Temporary protection should not take the place of asylum. Rather, it should be a measure to ensure the immediate protection of designated groups of people. As confirmed in the Temporary Protection Directive in Paragraph (10) and Articles 4 and 19, persons who are granted temporary protection should be able to apply for and be granted refugee status if they meet the criteria under applicable refugee law (though States could require that beneficiaries wait until their temporary protection status is coming to an end before applying for asylum).
Permanent asylum is necessary for some – especially those whose personal circumstances indicate that they would be persecuted if they returned to their country of origin, even if a sustainable peace were achieved and many people who previously required international protection could return home in safety. Permanent asylum may also be necessary for some refugees for other compelling reasons, such as for those who have suffered severe trauma and are receiving treatment in their new country. It is likely, however, that many of the people who have fled Syria will be able to return to their homeland once the conflict is over and the country has stabilised, and for these people, temporary protection can be considered a reasonable measure.
Temporary protection should not be the only way for refugees from Syria to enter Europe legally and safely.
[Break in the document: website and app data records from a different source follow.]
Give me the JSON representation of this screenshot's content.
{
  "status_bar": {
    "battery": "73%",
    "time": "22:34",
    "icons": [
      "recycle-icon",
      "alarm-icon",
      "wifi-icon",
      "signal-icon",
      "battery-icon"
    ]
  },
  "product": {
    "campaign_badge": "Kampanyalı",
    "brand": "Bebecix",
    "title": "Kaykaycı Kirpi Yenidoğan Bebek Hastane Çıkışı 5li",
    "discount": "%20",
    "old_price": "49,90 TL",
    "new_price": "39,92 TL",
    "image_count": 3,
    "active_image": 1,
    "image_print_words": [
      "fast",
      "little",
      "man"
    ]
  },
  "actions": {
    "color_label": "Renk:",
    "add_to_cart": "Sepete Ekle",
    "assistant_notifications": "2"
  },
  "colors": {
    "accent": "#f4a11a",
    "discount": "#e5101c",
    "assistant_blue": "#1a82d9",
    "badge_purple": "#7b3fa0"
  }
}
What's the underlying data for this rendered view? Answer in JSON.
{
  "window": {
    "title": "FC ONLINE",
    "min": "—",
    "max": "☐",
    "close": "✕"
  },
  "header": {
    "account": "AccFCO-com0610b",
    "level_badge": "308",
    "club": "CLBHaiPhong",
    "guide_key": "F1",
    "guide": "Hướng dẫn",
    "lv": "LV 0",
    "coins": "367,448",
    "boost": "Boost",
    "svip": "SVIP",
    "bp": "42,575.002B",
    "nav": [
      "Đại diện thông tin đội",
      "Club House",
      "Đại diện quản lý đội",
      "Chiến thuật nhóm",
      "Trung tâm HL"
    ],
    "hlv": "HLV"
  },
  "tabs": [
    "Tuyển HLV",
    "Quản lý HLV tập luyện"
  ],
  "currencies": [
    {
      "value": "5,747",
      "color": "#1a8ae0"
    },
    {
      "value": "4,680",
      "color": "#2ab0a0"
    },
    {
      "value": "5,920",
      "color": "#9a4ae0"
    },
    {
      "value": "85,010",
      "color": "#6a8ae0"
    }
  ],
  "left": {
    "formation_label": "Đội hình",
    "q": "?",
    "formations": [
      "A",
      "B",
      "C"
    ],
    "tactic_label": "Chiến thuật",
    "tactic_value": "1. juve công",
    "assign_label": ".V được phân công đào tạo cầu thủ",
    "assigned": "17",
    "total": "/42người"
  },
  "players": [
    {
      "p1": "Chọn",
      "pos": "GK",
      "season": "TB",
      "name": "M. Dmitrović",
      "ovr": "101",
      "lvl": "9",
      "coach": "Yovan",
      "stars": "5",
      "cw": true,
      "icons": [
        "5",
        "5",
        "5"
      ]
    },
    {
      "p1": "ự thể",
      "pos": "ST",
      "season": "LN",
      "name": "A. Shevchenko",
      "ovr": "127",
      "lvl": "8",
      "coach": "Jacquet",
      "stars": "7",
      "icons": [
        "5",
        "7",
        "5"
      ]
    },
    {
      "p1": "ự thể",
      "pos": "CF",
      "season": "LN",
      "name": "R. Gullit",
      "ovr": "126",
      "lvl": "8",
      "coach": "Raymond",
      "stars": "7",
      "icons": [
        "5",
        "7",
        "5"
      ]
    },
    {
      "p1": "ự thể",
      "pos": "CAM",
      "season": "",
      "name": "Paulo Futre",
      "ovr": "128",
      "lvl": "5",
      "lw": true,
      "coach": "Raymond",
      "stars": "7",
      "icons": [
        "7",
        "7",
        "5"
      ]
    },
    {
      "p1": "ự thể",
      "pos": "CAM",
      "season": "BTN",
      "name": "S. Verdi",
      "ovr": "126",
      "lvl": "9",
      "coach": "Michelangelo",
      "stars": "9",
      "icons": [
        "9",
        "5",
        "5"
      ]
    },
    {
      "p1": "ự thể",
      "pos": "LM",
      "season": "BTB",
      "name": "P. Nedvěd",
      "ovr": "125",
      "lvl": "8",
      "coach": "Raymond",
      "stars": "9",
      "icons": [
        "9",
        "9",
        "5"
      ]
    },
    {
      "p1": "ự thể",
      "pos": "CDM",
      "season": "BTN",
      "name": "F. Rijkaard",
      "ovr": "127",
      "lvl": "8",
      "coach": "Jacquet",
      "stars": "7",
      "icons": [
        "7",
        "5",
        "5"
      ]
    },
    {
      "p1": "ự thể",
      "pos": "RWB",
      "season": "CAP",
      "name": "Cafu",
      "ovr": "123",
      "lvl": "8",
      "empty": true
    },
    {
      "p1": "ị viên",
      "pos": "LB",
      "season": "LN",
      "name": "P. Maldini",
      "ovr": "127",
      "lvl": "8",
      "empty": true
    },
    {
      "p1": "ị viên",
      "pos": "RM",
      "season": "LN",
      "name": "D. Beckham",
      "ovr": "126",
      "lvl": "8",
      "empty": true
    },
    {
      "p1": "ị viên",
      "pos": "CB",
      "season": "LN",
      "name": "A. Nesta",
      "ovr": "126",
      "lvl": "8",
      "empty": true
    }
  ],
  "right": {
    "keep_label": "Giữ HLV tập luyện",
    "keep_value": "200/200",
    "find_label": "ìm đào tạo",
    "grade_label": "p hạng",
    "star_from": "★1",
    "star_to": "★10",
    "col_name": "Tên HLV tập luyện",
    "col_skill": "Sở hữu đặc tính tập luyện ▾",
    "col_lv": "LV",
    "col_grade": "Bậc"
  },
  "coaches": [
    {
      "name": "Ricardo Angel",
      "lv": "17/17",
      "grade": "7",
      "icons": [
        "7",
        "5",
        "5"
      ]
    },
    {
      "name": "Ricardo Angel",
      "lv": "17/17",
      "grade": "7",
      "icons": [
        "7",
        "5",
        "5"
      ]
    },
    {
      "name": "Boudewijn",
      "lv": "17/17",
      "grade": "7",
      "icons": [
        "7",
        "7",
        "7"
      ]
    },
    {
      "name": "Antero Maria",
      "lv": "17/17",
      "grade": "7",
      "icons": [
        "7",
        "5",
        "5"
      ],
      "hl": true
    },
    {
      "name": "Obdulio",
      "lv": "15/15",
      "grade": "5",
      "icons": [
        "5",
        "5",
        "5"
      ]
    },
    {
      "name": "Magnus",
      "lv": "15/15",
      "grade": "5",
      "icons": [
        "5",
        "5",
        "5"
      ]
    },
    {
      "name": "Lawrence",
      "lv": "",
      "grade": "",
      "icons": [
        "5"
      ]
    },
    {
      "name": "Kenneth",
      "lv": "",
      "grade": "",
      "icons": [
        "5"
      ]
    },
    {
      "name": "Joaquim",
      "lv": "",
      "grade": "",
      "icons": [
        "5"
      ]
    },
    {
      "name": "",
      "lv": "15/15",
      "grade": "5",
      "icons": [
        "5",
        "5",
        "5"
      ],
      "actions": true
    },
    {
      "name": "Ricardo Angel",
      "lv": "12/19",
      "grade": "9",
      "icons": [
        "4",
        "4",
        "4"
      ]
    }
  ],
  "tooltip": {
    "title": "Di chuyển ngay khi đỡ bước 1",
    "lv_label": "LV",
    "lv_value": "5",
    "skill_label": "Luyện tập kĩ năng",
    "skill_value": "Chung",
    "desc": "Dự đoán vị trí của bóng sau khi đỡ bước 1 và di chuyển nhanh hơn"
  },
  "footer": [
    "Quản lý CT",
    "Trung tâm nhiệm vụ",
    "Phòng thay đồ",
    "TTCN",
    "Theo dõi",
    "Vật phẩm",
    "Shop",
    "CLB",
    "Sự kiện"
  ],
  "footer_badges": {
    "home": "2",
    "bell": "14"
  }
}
It should be implemented in combination with other measures, including permanent resettlement, humanitarian admission, family reunification, private sponsorships, student scholarships, academic fellowships, and employment and training programmes, all of which can operate simultaneously to maximize the protection options available to people affected by the Syrian refugee crisis.
Although not a panacea, temporary protection could be a very important part of Europe’s response to the Syrian refugee crisis. The situation in the countries neighbouring Syria is dire for many refugees, and it is not surprising that many of them are willing to risk their lives by crossing the Mediterranean in unsafe boats to seek refuge in Europe. European countries should not wait for more tragedies to occur before taking further action to offer safe and legal ways for those forced to flee Syria to enter Europe, such as offering temporary protection.
Penny Ehrhardt and Bex McAllum contributed with helpful comments on a draft of this article.
Cynthia Orchard is a US-qualified attorney currently working as a consultant researcher and editor with BADIL (the Resource Center for Palestinian Residency and Refugee Rights). She has engaged in legal advocacy for refugees in the UK and US and recently completed a Masters degree in international human rights law at the University of Oxford. She is the co-author, with Andrew Miller, of ‘Protection in Europe for refugees from Syria’ (Policy Briefing 10, September 2014, supervised by Professor Dawn Chatty, Director of the Refugee Studies Centre) available here, which is a companion to the report by Professor Susan Akram and others, ‘Protecting Syrian Refugees: Laws, Policies, and Global Responsibility-Sharing,’ available here.